• [What is being asked]:
Exactly reproduce the lines from the one holding "Parse this screenshot: output" through the end of the records, including both boundary lines but no pictures.

App and web page records
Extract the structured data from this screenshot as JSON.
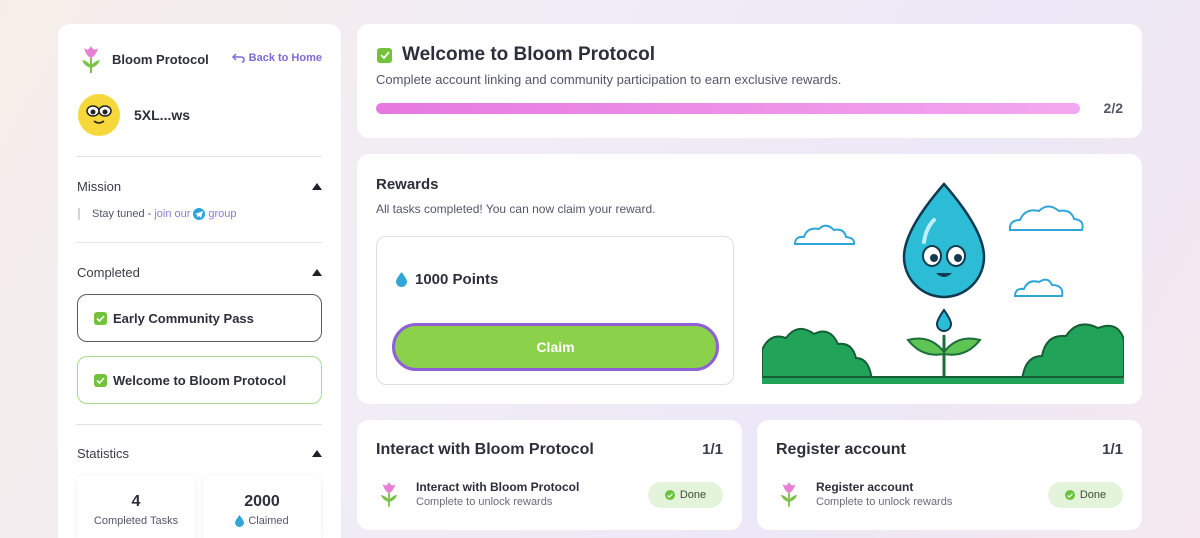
{
  "sidebar": {
    "brand": "Bloom Protocol",
    "back_label": "Back to Home",
    "username": "5XL...ws",
    "sections": {
      "mission": "Mission",
      "completed": "Completed",
      "statistics": "Statistics"
    },
    "stay_tuned": {
      "prefix": "Stay tuned -",
      "link": "join our",
      "suffix": "group"
    },
    "completed_items": [
      "Early Community Pass",
      "Welcome to Bloom Protocol"
    ],
    "stats": [
      {
        "value": "4",
        "label": "Completed Tasks"
      },
      {
        "value": "2000",
        "label": "Claimed"
      }
    ]
  },
  "welcome": {
    "title": "Welcome to Bloom Protocol",
    "subtitle": "Complete account linking and community participation to earn exclusive rewards.",
    "progress_text": "2/2",
    "progress": 1.0
  },
  "rewards": {
    "title": "Rewards",
    "subtitle": "All tasks completed! You can now claim your reward.",
    "points": "1000 Points",
    "claim_label": "Claim"
  },
  "tasks": [
    {
      "title": "Interact with Bloom Protocol",
      "count": "1/1",
      "item": "Interact with Bloom Protocol",
      "desc": "Complete to unlock rewards",
      "status": "Done"
    },
    {
      "title": "Register account",
      "count": "1/1",
      "item": "Register account",
      "desc": "Complete to unlock rewards",
      "status": "Done"
    }
  ],
  "colors": {
    "accent": "#7d6ad6",
    "claim_green": "#8cd14a",
    "progress_pink": "#e678e0",
    "done_green": "#6cc23a"
  }
}
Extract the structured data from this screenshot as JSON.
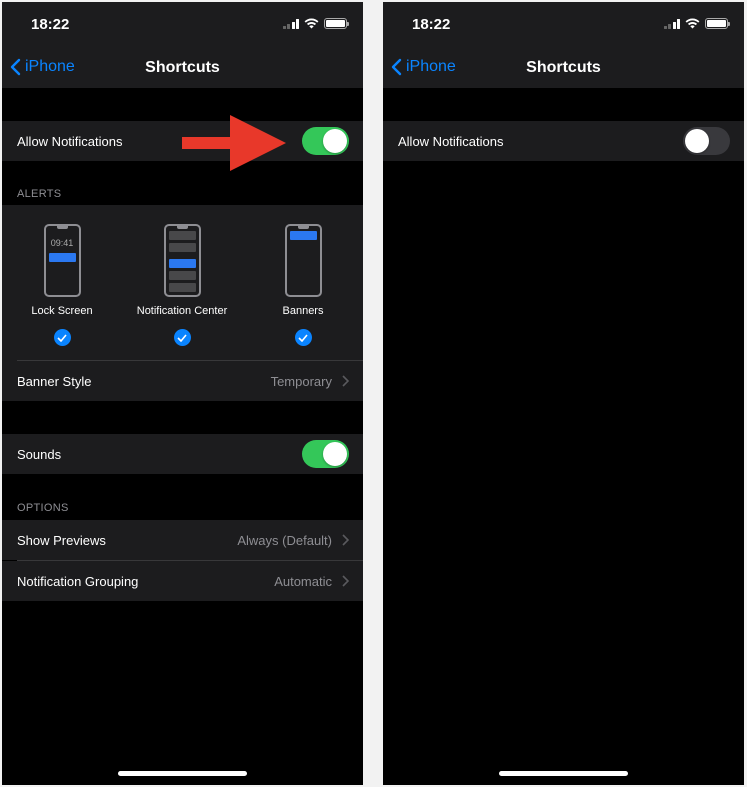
{
  "screens": {
    "left": {
      "status_bar": {
        "time": "18:22"
      },
      "nav": {
        "back_label": "iPhone",
        "title": "Shortcuts"
      },
      "allow_notifications": {
        "label": "Allow Notifications",
        "enabled": true
      },
      "alerts": {
        "header": "ALERTS",
        "options": [
          {
            "label": "Lock Screen",
            "checked": true,
            "preview_time": "09:41"
          },
          {
            "label": "Notification Center",
            "checked": true
          },
          {
            "label": "Banners",
            "checked": true
          }
        ]
      },
      "banner_style": {
        "label": "Banner Style",
        "value": "Temporary"
      },
      "sounds": {
        "label": "Sounds",
        "enabled": true
      },
      "options": {
        "header": "OPTIONS",
        "show_previews": {
          "label": "Show Previews",
          "value": "Always (Default)"
        },
        "notification_grouping": {
          "label": "Notification Grouping",
          "value": "Automatic"
        }
      }
    },
    "right": {
      "status_bar": {
        "time": "18:22"
      },
      "nav": {
        "back_label": "iPhone",
        "title": "Shortcuts"
      },
      "allow_notifications": {
        "label": "Allow Notifications",
        "enabled": false
      }
    }
  },
  "annotation": {
    "arrow_color": "#e8382a",
    "points_to": "allow-notifications-toggle"
  },
  "colors": {
    "toggle_on": "#34c759",
    "toggle_off": "#39393d",
    "accent": "#0a84ff",
    "background": "#000000",
    "row_background": "#1c1c1e"
  }
}
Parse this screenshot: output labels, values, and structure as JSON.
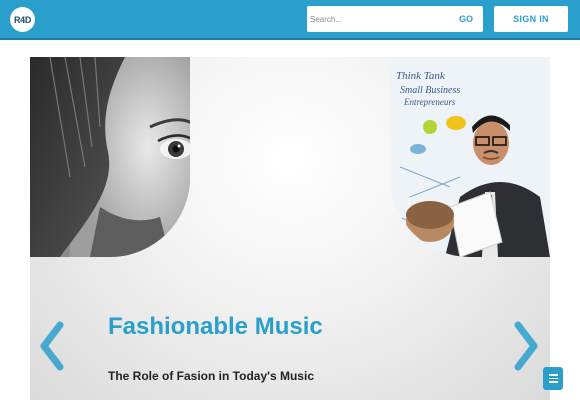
{
  "header": {
    "logo_text": "R4D",
    "search": {
      "placeholder": "Search...",
      "value": "",
      "button_label": "GO"
    },
    "signin_label": "SIGN IN"
  },
  "slider": {
    "title": "Fashionable Music",
    "subtitle": "The Role of Fasion in Today's Music",
    "prev_icon": "chevron-left-icon",
    "next_icon": "chevron-right-icon",
    "left_image": "grayscale-woman-face-photo",
    "right_image": "man-presenting-whiteboard-photo"
  },
  "menu_button": {
    "icon": "hamburger-menu-icon"
  },
  "colors": {
    "brand": "#2a9fcb",
    "brand_dark": "#1f7fa3",
    "text": "#222222"
  }
}
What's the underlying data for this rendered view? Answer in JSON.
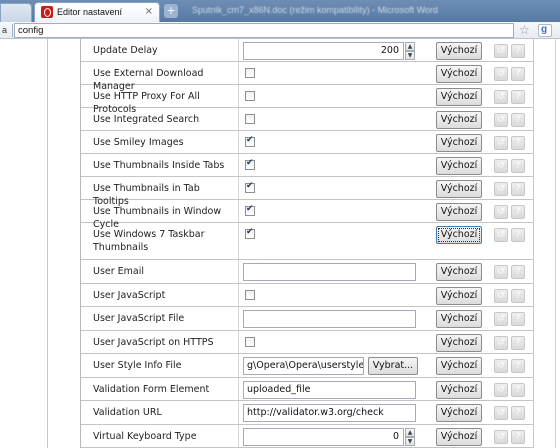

• [Finished task]:
Parse this screenshot: output labels, values, and structure as JSON.
{
  "header": {
    "logo_text": "R4D",
    "search": {
      "placeholder": "Search...",
      "value": "",
      "button_label": "GO"
    },
    "signin_label": "SIGN IN"
  },
  "slider": {
    "title": "Fashionable Music",
    "subtitle": "The Role of Fasion in Today's Music",
    "prev_icon": "chevron-left-icon",
    "next_icon": "chevron-right-icon",
    "left_image": "grayscale-woman-face-photo",
    "right_image": "man-presenting-whiteboard-photo"
  },
  "menu_button": {
    "icon": "hamburger-menu-icon"
  },
  "colors": {
    "brand": "#2a9fcb",
    "brand_dark": "#1f7fa3",
    "text": "#222222"
  }
}
What's the underlying data for this rendered view? Answer in JSON.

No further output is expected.